Sometime in the next nine weeks David Cameron will announce that if re-elected, he would seek to renegotiate the terms of Britain’s EU membership and then put the results to the public. I understand that the current plan is to have a referendum offering a choice between the new terms and out.
Cameron believes that with time, he can secure far more satisfactory terms of membership for Britain. He also reasons that this announcement — the formalisation of the new terms, fresh consent that he talked about again at PMQs — will reassure his own eurosceptics. Conservative strategists also hope that this should stem the tide in support for UKIP before the 2014 European elections. As one of them said to me, coming third behind UKIP in that poll would create the ‘mother of all party management issues’.
This strategy, though, isn’t without risk.
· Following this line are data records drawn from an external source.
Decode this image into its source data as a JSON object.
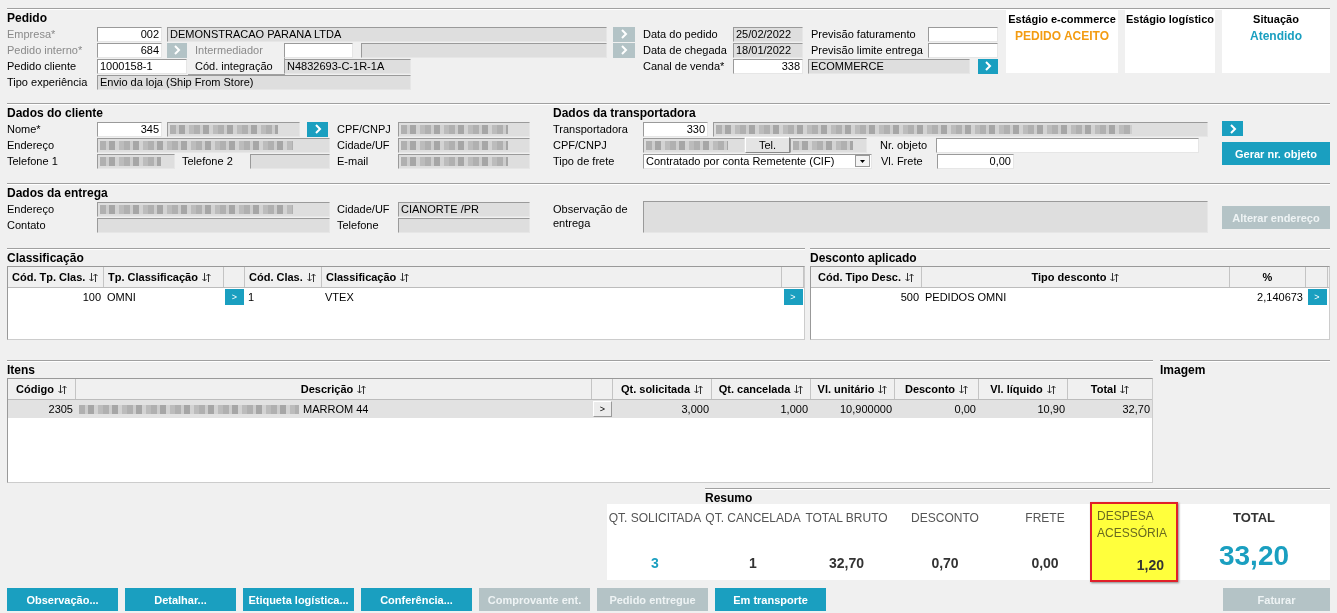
{
  "pedido": {
    "title": "Pedido",
    "empresa": {
      "label": "Empresa*",
      "disabled": true,
      "code": {
        "value": "002",
        "editable": true
      },
      "name": {
        "value": "DEMONSTRACAO PARANA LTDA",
        "editable": false
      },
      "lookup_disabled": true
    },
    "pedido_interno": {
      "label": "Pedido interno*",
      "disabled": true,
      "code": {
        "value": "684",
        "editable": true
      },
      "lookup_disabled": true
    },
    "intermediador": {
      "label": "Intermediador",
      "disabled": true,
      "code": {
        "editable": true
      },
      "name": {
        "editable": false
      },
      "lookup_disabled": true
    },
    "pedido_cliente": {
      "label": "Pedido cliente",
      "code": {
        "value": "1000158-1",
        "editable": true
      }
    },
    "cod_integracao": {
      "label": "Cód. integração",
      "name": {
        "value": "N4832693-C-1R-1A",
        "editable": false
      }
    },
    "tipo_experiencia": {
      "label": "Tipo experiência",
      "name": {
        "value": "Envio da loja (Ship From Store)",
        "editable": false
      }
    },
    "data_pedido": {
      "label": "Data do pedido",
      "code": {
        "value": "25/02/2022",
        "editable": false
      }
    },
    "data_chegada": {
      "label": "Data de chegada",
      "code": {
        "value": "18/01/2022",
        "editable": false
      }
    },
    "canal_venda": {
      "label": "Canal de venda*",
      "code": {
        "value": "338",
        "editable": true
      },
      "name": {
        "value": "ECOMMERCE",
        "editable": false
      },
      "lookup_disabled": false
    },
    "previsao_faturamento": {
      "label": "Previsão faturamento",
      "code": {
        "editable": true
      }
    },
    "previsao_limite_entrega": {
      "label": "Previsão limite entrega",
      "code": {
        "editable": true
      }
    }
  },
  "status_cards": [
    {
      "title": "Estágio e-commerce",
      "value": "PEDIDO ACEITO",
      "color": "#f39c12"
    },
    {
      "title": "Estágio logístico"
    },
    {
      "title": "Situação",
      "value": "Atendido",
      "color": "#1a9fc0"
    }
  ],
  "cliente": {
    "title": "Dados do cliente",
    "nome": {
      "label": "Nome*",
      "code": {
        "value": "345",
        "editable": true
      },
      "name": {
        "redacted": true,
        "editable": false
      },
      "lookup_disabled": false
    },
    "cpf_cnpj": {
      "label": "CPF/CNPJ",
      "name": {
        "redacted": true,
        "editable": false
      }
    },
    "endereco": {
      "label": "Endereço",
      "name": {
        "redacted": true,
        "editable": false
      }
    },
    "cidade_uf": {
      "label": "Cidade/UF",
      "name": {
        "redacted": true,
        "editable": false
      }
    },
    "telefone_1": {
      "label": "Telefone 1",
      "name": {
        "redacted": true,
        "editable": false
      }
    },
    "telefone_2": {
      "label": "Telefone 2",
      "name": {
        "editable": false
      }
    },
    "email": {
      "label": "E-mail",
      "name": {
        "redacted": true,
        "editable": false
      }
    }
  },
  "transportadora": {
    "title": "Dados da transportadora",
    "transportadora": {
      "label": "Transportadora",
      "code": {
        "value": "330",
        "editable": true
      },
      "name": {
        "redacted": true,
        "editable": false
      },
      "lookup_disabled": false
    },
    "cpf_cnpj": {
      "label": "CPF/CNPJ",
      "name": {
        "redacted": true,
        "editable": false
      }
    },
    "tel_button": "Tel.",
    "telefone": {
      "redacted": true,
      "editable": false
    },
    "nr_objeto": {
      "label": "Nr. objeto",
      "code": {
        "editable": true
      }
    },
    "tipo_frete": {
      "label": "Tipo de frete",
      "value": "Contratado por conta Remetente (CIF)"
    },
    "vl_frete": {
      "label": "Vl. Frete",
      "code": {
        "value": "0,00",
        "editable": true
      }
    },
    "gerar_button": {
      "label": "Gerar nr. objeto",
      "disabled": false
    }
  },
  "entrega": {
    "title": "Dados da entrega",
    "endereco": {
      "label": "Endereço",
      "name": {
        "redacted": true,
        "editable": false
      }
    },
    "cidade_uf": {
      "label": "Cidade/UF",
      "name": {
        "value": "CIANORTE /PR",
        "editable": false
      }
    },
    "contato": {
      "label": "Contato",
      "name": {
        "editable": false
      }
    },
    "telefone": {
      "label": "Telefone",
      "name": {
        "editable": false
      }
    },
    "observacao": {
      "label": "Observação de entrega",
      "name": {
        "editable": false
      }
    },
    "alterar_button": {
      "label": "Alterar endereço",
      "disabled": true
    }
  },
  "classificacao": {
    "title": "Classificação",
    "columns": [
      {
        "kind": "data",
        "label": "Cód. Tp. Clas.",
        "sortable": true
      },
      {
        "kind": "data",
        "label": "Tp. Classificação",
        "sortable": true
      },
      {
        "kind": "action"
      },
      {
        "kind": "data",
        "label": "Cód. Clas.",
        "sortable": true
      },
      {
        "kind": "data",
        "label": "Classificação",
        "sortable": true
      },
      {
        "kind": "action"
      }
    ],
    "rows": [
      {
        "selected": false,
        "cells": [
          "100",
          "OMNI",
          ">",
          "1",
          "VTEX",
          ">"
        ]
      }
    ]
  },
  "desconto": {
    "title": "Desconto aplicado",
    "columns": [
      {
        "kind": "data",
        "label": "Cód. Tipo Desc.",
        "sortable": true
      },
      {
        "kind": "data",
        "label": "Tipo desconto",
        "sortable": true
      },
      {
        "kind": "data",
        "label": "%",
        "sortable": false
      },
      {
        "kind": "action"
      }
    ],
    "rows": [
      {
        "selected": false,
        "cells": [
          "500",
          "PEDIDOS OMNI",
          "2,140673",
          ">"
        ]
      }
    ]
  },
  "itens": {
    "title": "Itens",
    "columns": [
      {
        "kind": "data",
        "label": "Código",
        "sortable": true
      },
      {
        "kind": "data",
        "label": "Descrição",
        "sortable": true
      },
      {
        "kind": "action"
      },
      {
        "kind": "data",
        "label": "Qt. solicitada",
        "sortable": true
      },
      {
        "kind": "data",
        "label": "Qt. cancelada",
        "sortable": true
      },
      {
        "kind": "data",
        "label": "Vl. unitário",
        "sortable": true
      },
      {
        "kind": "data",
        "label": "Desconto",
        "sortable": true
      },
      {
        "kind": "data",
        "label": "Vl. líquido",
        "sortable": true
      },
      {
        "kind": "data",
        "label": "Total",
        "sortable": true
      }
    ],
    "rows": [
      {
        "selected": true,
        "cells": [
          "2305",
          {
            "redacted": true,
            "value": "MARROM 44"
          },
          ">",
          "3,000",
          "1,000",
          "10,900000",
          "0,00",
          "10,90",
          "32,70"
        ]
      }
    ]
  },
  "imagem": {
    "title": "Imagem"
  },
  "resumo": {
    "title": "Resumo",
    "items": [
      {
        "kind": "metric",
        "label": "QT. SOLICITADA",
        "value": "3",
        "color": "#1a9fc0",
        "highlighted": false
      },
      {
        "kind": "metric",
        "label": "QT. CANCELADA",
        "value": "1",
        "color": "#333333",
        "highlighted": false
      },
      {
        "kind": "metric",
        "label": "TOTAL BRUTO",
        "value": "32,70",
        "color": "#333333",
        "highlighted": false
      },
      {
        "kind": "metric",
        "label": "DESCONTO",
        "value": "0,70",
        "color": "#333333",
        "highlighted": false
      },
      {
        "kind": "metric",
        "label": "FRETE",
        "value": "0,00",
        "color": "#333333",
        "highlighted": false
      },
      {
        "kind": "metric",
        "label": "DESPESA ACESSÓRIA",
        "value": "1,20",
        "color": "#333333",
        "highlighted": true
      },
      {
        "kind": "total",
        "label": "TOTAL",
        "value": "33,20",
        "color": "#1a9fc0",
        "highlighted": false
      }
    ]
  },
  "actions": [
    {
      "label": "Observação...",
      "disabled": false
    },
    {
      "label": "Detalhar...",
      "disabled": false
    },
    {
      "label": "Etiqueta logística...",
      "disabled": false
    },
    {
      "label": "Conferência...",
      "disabled": false
    },
    {
      "label": "Comprovante ent.",
      "disabled": true
    },
    {
      "label": "Pedido entregue",
      "disabled": true
    },
    {
      "label": "Em transporte",
      "disabled": false
    }
  ],
  "final_actions": [
    {
      "label": "Faturar",
      "disabled": true
    }
  ]
}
Some eurosceptics will complain that the fact the referendum is on the other side of the election makes the pledge meaningless. I don’t think this is a fair criticism: Cameron is in a coalition and even if he wasn’t, he’d be hard pressed to guarantee completion of a renegotiation before 2015.
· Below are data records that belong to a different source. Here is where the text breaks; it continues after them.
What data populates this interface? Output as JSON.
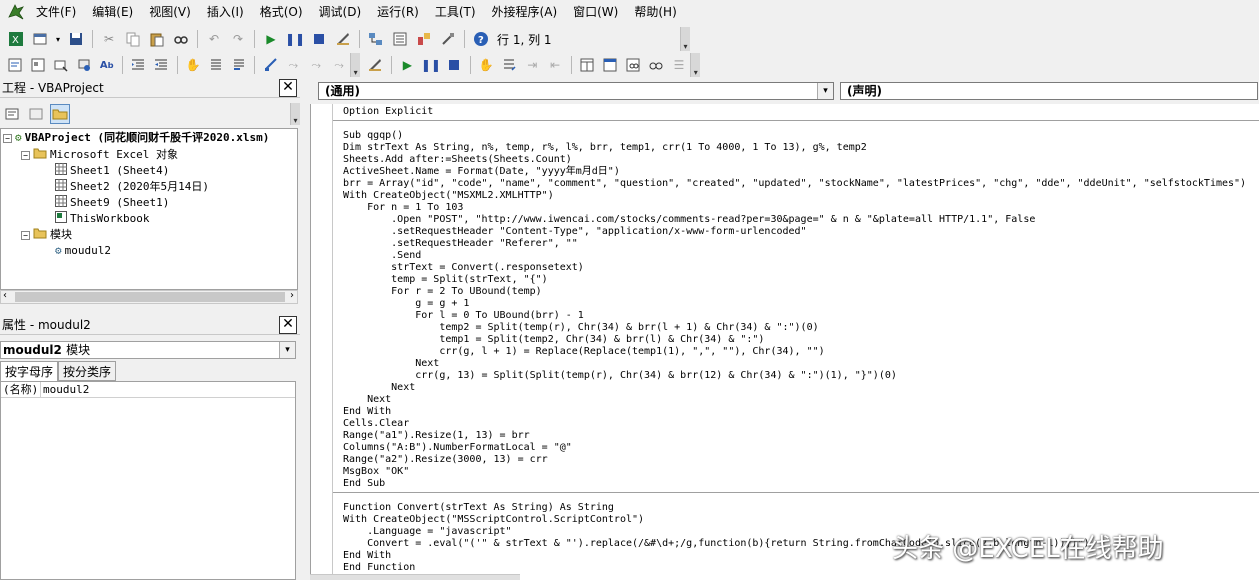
{
  "menu": {
    "items": [
      "文件(F)",
      "编辑(E)",
      "视图(V)",
      "插入(I)",
      "格式(O)",
      "调试(D)",
      "运行(R)",
      "工具(T)",
      "外接程序(A)",
      "窗口(W)",
      "帮助(H)"
    ]
  },
  "toolbar": {
    "position": "行 1, 列 1"
  },
  "project": {
    "title": "工程 - VBAProject",
    "root": "VBAProject (同花顺问财千股千评2020.xlsm)",
    "excel_objects": "Microsoft Excel 对象",
    "sheets": [
      "Sheet1 (Sheet4)",
      "Sheet2 (2020年5月14日)",
      "Sheet9 (Sheet1)",
      "ThisWorkbook"
    ],
    "modules_folder": "模块",
    "module": "moudul2"
  },
  "properties": {
    "title": "属性 - moudul2",
    "object_name": "moudul2",
    "object_type": "模块",
    "tab_alpha": "按字母序",
    "tab_category": "按分类序",
    "row_key": "(名称)",
    "row_value": "moudul2"
  },
  "code_header": {
    "object_combo": "(通用)",
    "proc_combo": "(声明)"
  },
  "code": {
    "section1": "Option Explicit",
    "section2": "Sub qgqp()\nDim strText As String, n%, temp, r%, l%, brr, temp1, crr(1 To 4000, 1 To 13), g%, temp2\nSheets.Add after:=Sheets(Sheets.Count)\nActiveSheet.Name = Format(Date, \"yyyy年m月d日\")\nbrr = Array(\"id\", \"code\", \"name\", \"comment\", \"question\", \"created\", \"updated\", \"stockName\", \"latestPrices\", \"chg\", \"dde\", \"ddeUnit\", \"selfstockTimes\")\nWith CreateObject(\"MSXML2.XMLHTTP\")\n    For n = 1 To 103\n        .Open \"POST\", \"http://www.iwencai.com/stocks/comments-read?per=30&page=\" & n & \"&plate=all HTTP/1.1\", False\n        .setRequestHeader \"Content-Type\", \"application/x-www-form-urlencoded\"\n        .setRequestHeader \"Referer\", \"\"\n        .Send\n        strText = Convert(.responsetext)\n        temp = Split(strText, \"{\")\n        For r = 2 To UBound(temp)\n            g = g + 1\n            For l = 0 To UBound(brr) - 1\n                temp2 = Split(temp(r), Chr(34) & brr(l + 1) & Chr(34) & \":\")(0)\n                temp1 = Split(temp2, Chr(34) & brr(l) & Chr(34) & \":\")\n                crr(g, l + 1) = Replace(Replace(temp1(1), \",\", \"\"), Chr(34), \"\")\n            Next\n            crr(g, 13) = Split(Split(temp(r), Chr(34) & brr(12) & Chr(34) & \":\")(1), \"}\")(0)\n        Next\n    Next\nEnd With\nCells.Clear\nRange(\"a1\").Resize(1, 13) = brr\nColumns(\"A:B\").NumberFormatLocal = \"@\"\nRange(\"a2\").Resize(3000, 13) = crr\nMsgBox \"OK\"\nEnd Sub",
    "section3": "Function Convert(strText As String) As String\nWith CreateObject(\"MSScriptControl.ScriptControl\")\n    .Language = \"javascript\"\n    Convert = .eval(\"('\" & strText & \"').replace(/&#\\d+;/g,function(b){return String.fromCharCode(b.slice(2,b.length-1))})\")\nEnd With\nEnd Function"
  },
  "watermark": "头条 @EXCEL在线帮助"
}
More of a worry is that Cameron’s European strategy isn’t apparent. We don’t yet know what kind of membership of the EU Cameron wants for Britain. Given both how eurosceptic the Tory party now is and that Cameron has repeatedly said he doesn’t want Britain to leave the European Union, he’ll have to succeed in bringing back a whole slew of powers if he is to be able to rally his party behind the new terms.Tags: David Cameron, EU referendum, UK politics